*** Block opens ***

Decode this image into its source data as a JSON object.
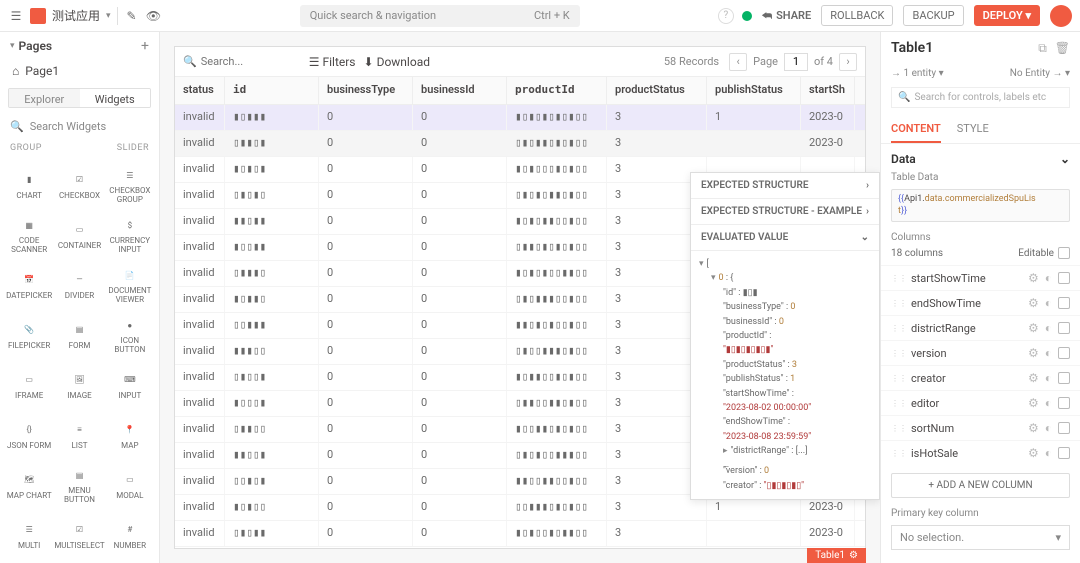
{
  "topbar": {
    "app_title": "测试应用",
    "omnibox_placeholder": "Quick search & navigation",
    "omnibox_hint": "Ctrl + K",
    "share": "SHARE",
    "rollback": "ROLLBACK",
    "backup": "BACKUP",
    "deploy": "DEPLOY"
  },
  "pages": {
    "title": "Pages",
    "page1": "Page1"
  },
  "explorer_tabs": {
    "explorer": "Explorer",
    "widgets": "Widgets"
  },
  "search_widgets_placeholder": "Search Widgets",
  "cat": {
    "group": "GROUP",
    "slider": "SLIDER"
  },
  "widgets": [
    "CHART",
    "CHECKBOX",
    "CHECKBOX GROUP",
    "CODE SCANNER",
    "CONTAINER",
    "CURRENCY INPUT",
    "DATEPICKER",
    "DIVIDER",
    "DOCUMENT VIEWER",
    "FILEPICKER",
    "FORM",
    "ICON BUTTON",
    "IFRAME",
    "IMAGE",
    "INPUT",
    "JSON FORM",
    "LIST",
    "MAP",
    "MAP CHART",
    "MENU BUTTON",
    "MODAL",
    "MULTI",
    "MULTISELECT",
    "NUMBER"
  ],
  "table_toolbar": {
    "search_placeholder": "Search...",
    "filters": "Filters",
    "download": "Download",
    "records": "58 Records",
    "page_label": "Page",
    "page_current": "1",
    "page_total": "of 4"
  },
  "columns": [
    "status",
    "id",
    "businessType",
    "businessId",
    "productId",
    "productStatus",
    "publishStatus",
    "startSh"
  ],
  "rows": [
    {
      "status": "invalid",
      "id": "▮▯▮▮▮",
      "bt": "0",
      "bi": "0",
      "pid": "▮▯▮▯▮▯▮▯▮▯▯",
      "ps": "3",
      "pub": "1",
      "start": "2023-0",
      "sel": true
    },
    {
      "status": "invalid",
      "id": "▯▮▮▯▮",
      "bt": "0",
      "bi": "0",
      "pid": "▯▮▯▮▮▯▮▯▮▯▯",
      "ps": "3",
      "pub": "",
      "start": "2023-0",
      "hover": true
    },
    {
      "status": "invalid",
      "id": "▮▯▮▯▮",
      "bt": "0",
      "bi": "0",
      "pid": "▮▯▮▯▯▯▮▯▮▯▯",
      "ps": "3",
      "pub": "",
      "start": ""
    },
    {
      "status": "invalid",
      "id": "▯▮▯▮▯",
      "bt": "0",
      "bi": "0",
      "pid": "▯▮▯▮▯▮▮▯▮▯▯",
      "ps": "3",
      "pub": "",
      "start": ""
    },
    {
      "status": "invalid",
      "id": "▮▮▯▮▮",
      "bt": "0",
      "bi": "0",
      "pid": "▮▯▮▯▮▮▯▯▮▯▯",
      "ps": "3",
      "pub": "",
      "start": ""
    },
    {
      "status": "invalid",
      "id": "▮▯▯▮▮",
      "bt": "0",
      "bi": "0",
      "pid": "▯▮▮▯▮▯▮▯▮▯▯",
      "ps": "3",
      "pub": "",
      "start": ""
    },
    {
      "status": "invalid",
      "id": "▯▮▮▮▯",
      "bt": "0",
      "bi": "0",
      "pid": "▮▯▮▯▮▯▯▮▮▯▯",
      "ps": "3",
      "pub": "",
      "start": ""
    },
    {
      "status": "invalid",
      "id": "▮▯▮▮▯",
      "bt": "0",
      "bi": "0",
      "pid": "▯▮▯▮▮▮▯▯▮▯▯",
      "ps": "3",
      "pub": "",
      "start": ""
    },
    {
      "status": "invalid",
      "id": "▯▯▮▮▮",
      "bt": "0",
      "bi": "0",
      "pid": "▮▮▯▮▯▮▯▯▮▯▯",
      "ps": "3",
      "pub": "",
      "start": ""
    },
    {
      "status": "invalid",
      "id": "▮▮▮▯▯",
      "bt": "0",
      "bi": "0",
      "pid": "▯▮▯▯▮▮▮▯▮▯▯",
      "ps": "3",
      "pub": "",
      "start": ""
    },
    {
      "status": "invalid",
      "id": "▯▮▯▯▮",
      "bt": "0",
      "bi": "0",
      "pid": "▮▯▮▮▯▯▮▯▮▯▯",
      "ps": "3",
      "pub": "",
      "start": ""
    },
    {
      "status": "invalid",
      "id": "▮▯▯▯▮",
      "bt": "0",
      "bi": "0",
      "pid": "▯▮▮▯▯▮▮▯▮▯▯",
      "ps": "3",
      "pub": "",
      "start": ""
    },
    {
      "status": "invalid",
      "id": "▯▮▮▯▯",
      "bt": "0",
      "bi": "0",
      "pid": "▮▯▯▮▮▯▮▯▮▯▯",
      "ps": "3",
      "pub": "",
      "start": ""
    },
    {
      "status": "invalid",
      "id": "▮▮▯▯▮",
      "bt": "0",
      "bi": "0",
      "pid": "▯▮▯▮▯▯▮▮▮▯▯",
      "ps": "3",
      "pub": "",
      "start": ""
    },
    {
      "status": "invalid",
      "id": "▯▯▮▯▮",
      "bt": "0",
      "bi": "0",
      "pid": "▮▮▯▯▮▮▯▯▮▯▯",
      "ps": "3",
      "pub": "",
      "start": ""
    },
    {
      "status": "invalid",
      "id": "▮▯▮▯▯",
      "bt": "0",
      "bi": "0",
      "pid": "▯▯▮▮▮▯▮▯▮▯▯",
      "ps": "3",
      "pub": "1",
      "start": "2023-0"
    },
    {
      "status": "invalid",
      "id": "▯▮▯▮▮",
      "bt": "0",
      "bi": "0",
      "pid": "▮▯▮▯▯▮▯▮▮▯▯",
      "ps": "3",
      "pub": "",
      "start": "2023-0"
    }
  ],
  "widget_tag": "Table1",
  "eval": {
    "s1": "EXPECTED STRUCTURE",
    "s2": "EXPECTED STRUCTURE - EXAMPLE",
    "s3": "EVALUATED VALUE",
    "obj": {
      "idx": "0",
      "id_k": "\"id\"",
      "id_v": "▮▯▮",
      "bt_k": "\"businessType\"",
      "bt_v": "0",
      "bi_k": "\"businessId\"",
      "bi_v": "0",
      "pid_k": "\"productId\"",
      "pid_v": "\"▮▯▮▯▮▯▮▯▮\"",
      "ps_k": "\"productStatus\"",
      "ps_v": "3",
      "pub_k": "\"publishStatus\"",
      "pub_v": "1",
      "sst_k": "\"startShowTime\"",
      "sst_v": "\"2023-08-02 00:00:00\"",
      "est_k": "\"endShowTime\"",
      "est_v": "\"2023-08-08 23:59:59\"",
      "dr_k": "\"districtRange\"",
      "dr_v": "[...]",
      "ver_k": "\"version\"",
      "ver_v": "0",
      "cr_k": "\"creator\"",
      "cr_v": "\"▯▮▯▮▯▮▯\""
    }
  },
  "right": {
    "title": "Table1",
    "entity_left": "→ 1 entity",
    "entity_right": "No Entity →",
    "search_placeholder": "Search for controls, labels etc",
    "tab_content": "CONTENT",
    "tab_style": "STYLE",
    "section_data": "Data",
    "label_table_data": "Table Data",
    "code_p1": "{{",
    "code_p2": "Api1.",
    "code_p3": "data.commercializedSpuLis",
    "code_p4": "t",
    "code_p5": "}}",
    "columns_label": "Columns",
    "columns_count": "18 columns",
    "editable": "Editable",
    "cols": [
      "startShowTime",
      "endShowTime",
      "districtRange",
      "version",
      "creator",
      "editor",
      "sortNum",
      "isHotSale"
    ],
    "add_col": "+ ADD A NEW COLUMN",
    "pk_label": "Primary key column",
    "pk_value": "No selection."
  }
}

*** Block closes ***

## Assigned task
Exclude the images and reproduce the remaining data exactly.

## Response to this task
Decode this image into its source data as a JSON object.
{
  "topbar": {
    "app_title": "测试应用",
    "omnibox_placeholder": "Quick search & navigation",
    "omnibox_hint": "Ctrl + K",
    "share": "SHARE",
    "rollback": "ROLLBACK",
    "backup": "BACKUP",
    "deploy": "DEPLOY"
  },
  "pages": {
    "title": "Pages",
    "page1": "Page1"
  },
  "explorer_tabs": {
    "explorer": "Explorer",
    "widgets": "Widgets"
  },
  "search_widgets_placeholder": "Search Widgets",
  "cat": {
    "group": "GROUP",
    "slider": "SLIDER"
  },
  "widgets": [
    "CHART",
    "CHECKBOX",
    "CHECKBOX GROUP",
    "CODE SCANNER",
    "CONTAINER",
    "CURRENCY INPUT",
    "DATEPICKER",
    "DIVIDER",
    "DOCUMENT VIEWER",
    "FILEPICKER",
    "FORM",
    "ICON BUTTON",
    "IFRAME",
    "IMAGE",
    "INPUT",
    "JSON FORM",
    "LIST",
    "MAP",
    "MAP CHART",
    "MENU BUTTON",
    "MODAL",
    "MULTI",
    "MULTISELECT",
    "NUMBER"
  ],
  "table_toolbar": {
    "search_placeholder": "Search...",
    "filters": "Filters",
    "download": "Download",
    "records": "58 Records",
    "page_label": "Page",
    "page_current": "1",
    "page_total": "of 4"
  },
  "columns": [
    "status",
    "id",
    "businessType",
    "businessId",
    "productId",
    "productStatus",
    "publishStatus",
    "startSh"
  ],
  "rows": [
    {
      "status": "invalid",
      "id": "▮▯▮▮▮",
      "bt": "0",
      "bi": "0",
      "pid": "▮▯▮▯▮▯▮▯▮▯▯",
      "ps": "3",
      "pub": "1",
      "start": "2023-0",
      "sel": true
    },
    {
      "status": "invalid",
      "id": "▯▮▮▯▮",
      "bt": "0",
      "bi": "0",
      "pid": "▯▮▯▮▮▯▮▯▮▯▯",
      "ps": "3",
      "pub": "",
      "start": "2023-0",
      "hover": true
    },
    {
      "status": "invalid",
      "id": "▮▯▮▯▮",
      "bt": "0",
      "bi": "0",
      "pid": "▮▯▮▯▯▯▮▯▮▯▯",
      "ps": "3",
      "pub": "",
      "start": ""
    },
    {
      "status": "invalid",
      "id": "▯▮▯▮▯",
      "bt": "0",
      "bi": "0",
      "pid": "▯▮▯▮▯▮▮▯▮▯▯",
      "ps": "3",
      "pub": "",
      "start": ""
    },
    {
      "status": "invalid",
      "id": "▮▮▯▮▮",
      "bt": "0",
      "bi": "0",
      "pid": "▮▯▮▯▮▮▯▯▮▯▯",
      "ps": "3",
      "pub": "",
      "start": ""
    },
    {
      "status": "invalid",
      "id": "▮▯▯▮▮",
      "bt": "0",
      "bi": "0",
      "pid": "▯▮▮▯▮▯▮▯▮▯▯",
      "ps": "3",
      "pub": "",
      "start": ""
    },
    {
      "status": "invalid",
      "id": "▯▮▮▮▯",
      "bt": "0",
      "bi": "0",
      "pid": "▮▯▮▯▮▯▯▮▮▯▯",
      "ps": "3",
      "pub": "",
      "start": ""
    },
    {
      "status": "invalid",
      "id": "▮▯▮▮▯",
      "bt": "0",
      "bi": "0",
      "pid": "▯▮▯▮▮▮▯▯▮▯▯",
      "ps": "3",
      "pub": "",
      "start": ""
    },
    {
      "status": "invalid",
      "id": "▯▯▮▮▮",
      "bt": "0",
      "bi": "0",
      "pid": "▮▮▯▮▯▮▯▯▮▯▯",
      "ps": "3",
      "pub": "",
      "start": ""
    },
    {
      "status": "invalid",
      "id": "▮▮▮▯▯",
      "bt": "0",
      "bi": "0",
      "pid": "▯▮▯▯▮▮▮▯▮▯▯",
      "ps": "3",
      "pub": "",
      "start": ""
    },
    {
      "status": "invalid",
      "id": "▯▮▯▯▮",
      "bt": "0",
      "bi": "0",
      "pid": "▮▯▮▮▯▯▮▯▮▯▯",
      "ps": "3",
      "pub": "",
      "start": ""
    },
    {
      "status": "invalid",
      "id": "▮▯▯▯▮",
      "bt": "0",
      "bi": "0",
      "pid": "▯▮▮▯▯▮▮▯▮▯▯",
      "ps": "3",
      "pub": "",
      "start": ""
    },
    {
      "status": "invalid",
      "id": "▯▮▮▯▯",
      "bt": "0",
      "bi": "0",
      "pid": "▮▯▯▮▮▯▮▯▮▯▯",
      "ps": "3",
      "pub": "",
      "start": ""
    },
    {
      "status": "invalid",
      "id": "▮▮▯▯▮",
      "bt": "0",
      "bi": "0",
      "pid": "▯▮▯▮▯▯▮▮▮▯▯",
      "ps": "3",
      "pub": "",
      "start": ""
    },
    {
      "status": "invalid",
      "id": "▯▯▮▯▮",
      "bt": "0",
      "bi": "0",
      "pid": "▮▮▯▯▮▮▯▯▮▯▯",
      "ps": "3",
      "pub": "",
      "start": ""
    },
    {
      "status": "invalid",
      "id": "▮▯▮▯▯",
      "bt": "0",
      "bi": "0",
      "pid": "▯▯▮▮▮▯▮▯▮▯▯",
      "ps": "3",
      "pub": "1",
      "start": "2023-0"
    },
    {
      "status": "invalid",
      "id": "▯▮▯▮▮",
      "bt": "0",
      "bi": "0",
      "pid": "▮▯▮▯▯▮▯▮▮▯▯",
      "ps": "3",
      "pub": "",
      "start": "2023-0"
    }
  ],
  "widget_tag": "Table1",
  "eval": {
    "s1": "EXPECTED STRUCTURE",
    "s2": "EXPECTED STRUCTURE - EXAMPLE",
    "s3": "EVALUATED VALUE",
    "obj": {
      "idx": "0",
      "id_k": "\"id\"",
      "id_v": "▮▯▮",
      "bt_k": "\"businessType\"",
      "bt_v": "0",
      "bi_k": "\"businessId\"",
      "bi_v": "0",
      "pid_k": "\"productId\"",
      "pid_v": "\"▮▯▮▯▮▯▮▯▮\"",
      "ps_k": "\"productStatus\"",
      "ps_v": "3",
      "pub_k": "\"publishStatus\"",
      "pub_v": "1",
      "sst_k": "\"startShowTime\"",
      "sst_v": "\"2023-08-02 00:00:00\"",
      "est_k": "\"endShowTime\"",
      "est_v": "\"2023-08-08 23:59:59\"",
      "dr_k": "\"districtRange\"",
      "dr_v": "[...]",
      "ver_k": "\"version\"",
      "ver_v": "0",
      "cr_k": "\"creator\"",
      "cr_v": "\"▯▮▯▮▯▮▯\""
    }
  },
  "right": {
    "title": "Table1",
    "entity_left": "→ 1 entity",
    "entity_right": "No Entity →",
    "search_placeholder": "Search for controls, labels etc",
    "tab_content": "CONTENT",
    "tab_style": "STYLE",
    "section_data": "Data",
    "label_table_data": "Table Data",
    "code_p1": "{{",
    "code_p2": "Api1.",
    "code_p3": "data.commercializedSpuLis",
    "code_p4": "t",
    "code_p5": "}}",
    "columns_label": "Columns",
    "columns_count": "18 columns",
    "editable": "Editable",
    "cols": [
      "startShowTime",
      "endShowTime",
      "districtRange",
      "version",
      "creator",
      "editor",
      "sortNum",
      "isHotSale"
    ],
    "add_col": "+ ADD A NEW COLUMN",
    "pk_label": "Primary key column",
    "pk_value": "No selection."
  }
}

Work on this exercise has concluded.